Managing Client Expectations: Your Public Relations Firm Must Operate in the Open
Disclosure: Dan Keeney is a shareholder of Wal-Mart.
The outing of Wal-Mart and its public relations firm for failing to disclose the fact a seemingly independent blog was actually part of its advocacy effort has prompted plenty of holier than thou prostheletizing on the part of supposed blogging “authorities.” The peanut gallery suggests that all bloggers should disclose any ties – financial or otherwise – to the subject matter they blog about.
Okay. Not a lot of deep thinking being exhibited there.
What is being missed in the heated exchanges that have taken place is that ALL public relations programs should face a high level of disclosure. In fact it is required under the Public Relations Society of America’s Member Code of Ethics. Sure, the Code preceded the advent of blogs and probably didn’t foresee a day when consumer-generated media, but it is applicable in this discussion.
Among its provisions is “Disclosure of Information,” which states, “Open communication fosters informed decision making in a democratic society.”
This provision specifically requires that public relations practitioners “Reveal the sponsors for causes and interests represented,” and it specifically cites “Front groups: A member implements "grass roots" campaigns or letter-writing campaigns to legislators on behalf of undisclosed interest groups,” as an example of improper conduct. Another example of improper conduct is “A member deceives the public by employing people to pose as volunteers to speak at public hearings and participate in "grass roots" campaigns.”
So all the hand wringing by the blogging elite that this was a breach of “netiquette” seems to miss the point. This was a breach of basic ethics, whether the behavior was in an online environment or offline.
Even so, unlike the peanut gallery, I know better than to judge Wal-Mart or its agency. They made a mistake and have apologized for it. But is there a greater sinister motive that’s been uncovered? Doubtful.
What’s been uncovered is that clients and agencies have a tendency to want to execute good ideas without giving full consideration to the ethics involved.
For example, we recently had a client ask us to do a simple task in advance of their move into a new service area. To get a sense of how others already providing similar services tell their story, they asked us to contact these companies posing as a potential customer. After explaining the ethical requirement that we disclose our client, we refocused the challenge and were able to gather valuable information on their behalf.
It often comes as a surprise to clients that the sources funding letters to the editor or op-eds must be disclosed. While our firm lives by these ethical standards, we know that others do not. We also know that the appearance of independence, even when false almost always trumps the disclosure of non-independence in terms of impact and credibility.
Disclosure is ethical and good, but it makes public relations work more complicated.

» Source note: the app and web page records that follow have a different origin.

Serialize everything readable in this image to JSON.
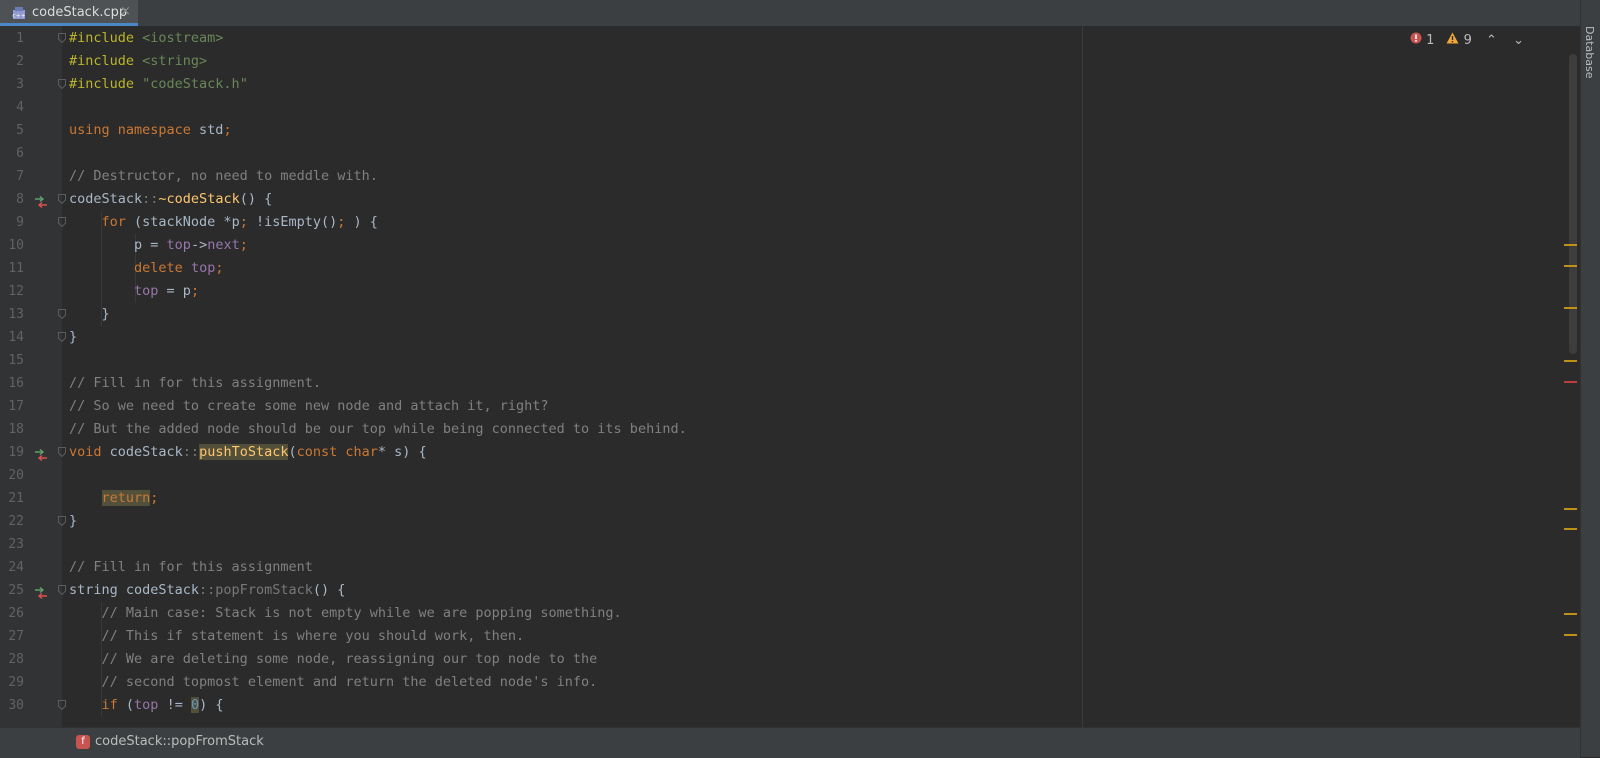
{
  "tab": {
    "filename": "codeStack.cpp",
    "close_glyph": "×",
    "icon": "cpp-file-icon"
  },
  "inspection": {
    "errors": "1",
    "warnings": "9",
    "up": "⌃",
    "down": "⌄"
  },
  "right_panel": {
    "label": "Database"
  },
  "breadcrumb": {
    "label": "codeStack::popFromStack",
    "icon_letter": "f"
  },
  "colors": {
    "keyword": "#cc7832",
    "preprocessor": "#bbb529",
    "string": "#6a8759",
    "comment": "#808080",
    "function": "#ffc66d",
    "field": "#9876aa",
    "plain": "#a9b7c6",
    "warning_marker": "#be9117",
    "error_marker": "#bc3f3c"
  },
  "lines": [
    {
      "num": "1",
      "tokens": [
        [
          "pp",
          "#include "
        ],
        [
          "str",
          "<iostream>"
        ]
      ]
    },
    {
      "num": "2",
      "tokens": [
        [
          "pp",
          "#include "
        ],
        [
          "str",
          "<string>"
        ]
      ]
    },
    {
      "num": "3",
      "tokens": [
        [
          "pp",
          "#include "
        ],
        [
          "str",
          "\"codeStack.h\""
        ]
      ]
    },
    {
      "num": "4",
      "tokens": []
    },
    {
      "num": "5",
      "tokens": [
        [
          "kw",
          "using namespace "
        ],
        [
          "plain",
          "std"
        ],
        [
          "kw",
          ";"
        ]
      ]
    },
    {
      "num": "6",
      "tokens": []
    },
    {
      "num": "7",
      "tokens": [
        [
          "com",
          "// Destructor, no need to meddle with."
        ]
      ]
    },
    {
      "num": "8",
      "tokens": [
        [
          "plain",
          "codeStack"
        ],
        [
          "dim",
          "::"
        ],
        [
          "fn",
          "~codeStack"
        ],
        [
          "plain",
          "() {"
        ]
      ]
    },
    {
      "num": "9",
      "tokens": [
        [
          "plain",
          "    "
        ],
        [
          "kw",
          "for "
        ],
        [
          "plain",
          "(stackNode *p"
        ],
        [
          "kw",
          "; "
        ],
        [
          "plain",
          "!isEmpty()"
        ],
        [
          "kw",
          "; "
        ],
        [
          "plain",
          ") {"
        ]
      ]
    },
    {
      "num": "10",
      "tokens": [
        [
          "plain",
          "        p = "
        ],
        [
          "fld",
          "top"
        ],
        [
          "plain",
          "->"
        ],
        [
          "fld",
          "next"
        ],
        [
          "kw",
          ";"
        ]
      ]
    },
    {
      "num": "11",
      "tokens": [
        [
          "plain",
          "        "
        ],
        [
          "kw",
          "delete "
        ],
        [
          "fld",
          "top"
        ],
        [
          "kw",
          ";"
        ]
      ]
    },
    {
      "num": "12",
      "tokens": [
        [
          "plain",
          "        "
        ],
        [
          "fld",
          "top"
        ],
        [
          "plain",
          " = p"
        ],
        [
          "kw",
          ";"
        ]
      ]
    },
    {
      "num": "13",
      "tokens": [
        [
          "plain",
          "    }"
        ]
      ]
    },
    {
      "num": "14",
      "tokens": [
        [
          "plain",
          "}"
        ]
      ]
    },
    {
      "num": "15",
      "tokens": []
    },
    {
      "num": "16",
      "tokens": [
        [
          "com",
          "// Fill in for this assignment."
        ]
      ]
    },
    {
      "num": "17",
      "tokens": [
        [
          "com",
          "// So we need to create some new node and attach it, right?"
        ]
      ]
    },
    {
      "num": "18",
      "tokens": [
        [
          "com",
          "// But the added node should be our top while being connected to its behind."
        ]
      ]
    },
    {
      "num": "19",
      "tokens": [
        [
          "kw",
          "void "
        ],
        [
          "plain",
          "codeStack"
        ],
        [
          "dim",
          "::"
        ],
        [
          "fnhl",
          "pushToStack"
        ],
        [
          "plain",
          "("
        ],
        [
          "kw",
          "const char"
        ],
        [
          "plain",
          "* s) {"
        ]
      ]
    },
    {
      "num": "20",
      "tokens": []
    },
    {
      "num": "21",
      "tokens": [
        [
          "plain",
          "    "
        ],
        [
          "kwhl",
          "return"
        ],
        [
          "kw",
          ";"
        ]
      ]
    },
    {
      "num": "22",
      "tokens": [
        [
          "plain",
          "}"
        ]
      ]
    },
    {
      "num": "23",
      "tokens": []
    },
    {
      "num": "24",
      "tokens": [
        [
          "com",
          "// Fill in for this assignment"
        ]
      ]
    },
    {
      "num": "25",
      "tokens": [
        [
          "plain",
          "string codeStack"
        ],
        [
          "dim",
          "::popFromStack"
        ],
        [
          "plain",
          "() {"
        ]
      ]
    },
    {
      "num": "26",
      "tokens": [
        [
          "plain",
          "    "
        ],
        [
          "com",
          "// Main case: Stack is not empty while we are popping something."
        ]
      ]
    },
    {
      "num": "27",
      "tokens": [
        [
          "plain",
          "    "
        ],
        [
          "com",
          "// This if statement is where you should work, then."
        ]
      ]
    },
    {
      "num": "28",
      "tokens": [
        [
          "plain",
          "    "
        ],
        [
          "com",
          "// We are deleting some node, reassigning our top node to the"
        ]
      ]
    },
    {
      "num": "29",
      "tokens": [
        [
          "plain",
          "    "
        ],
        [
          "com",
          "// second topmost element and return the deleted node's info."
        ]
      ]
    },
    {
      "num": "30",
      "tokens": [
        [
          "plain",
          "    "
        ],
        [
          "kw",
          "if "
        ],
        [
          "plain",
          "("
        ],
        [
          "fld",
          "top"
        ],
        [
          "plain",
          " != "
        ],
        [
          "numhl",
          "0"
        ],
        [
          "plain",
          ") {"
        ]
      ]
    }
  ],
  "fold_lines": [
    "1",
    "3",
    "8",
    "9",
    "13",
    "14",
    "19",
    "22",
    "25",
    "30"
  ],
  "impl_lines": [
    "8",
    "19",
    "25"
  ]
}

The point here is that it doesn’t serve a productive purpose to beat up the people caught in one particular lapse. It’s more important to use this as a teaching moment. Encourage all clients to operate in the open and take this as an opportunity to assess whether your public relations program is living up to the ethical standards that have been established.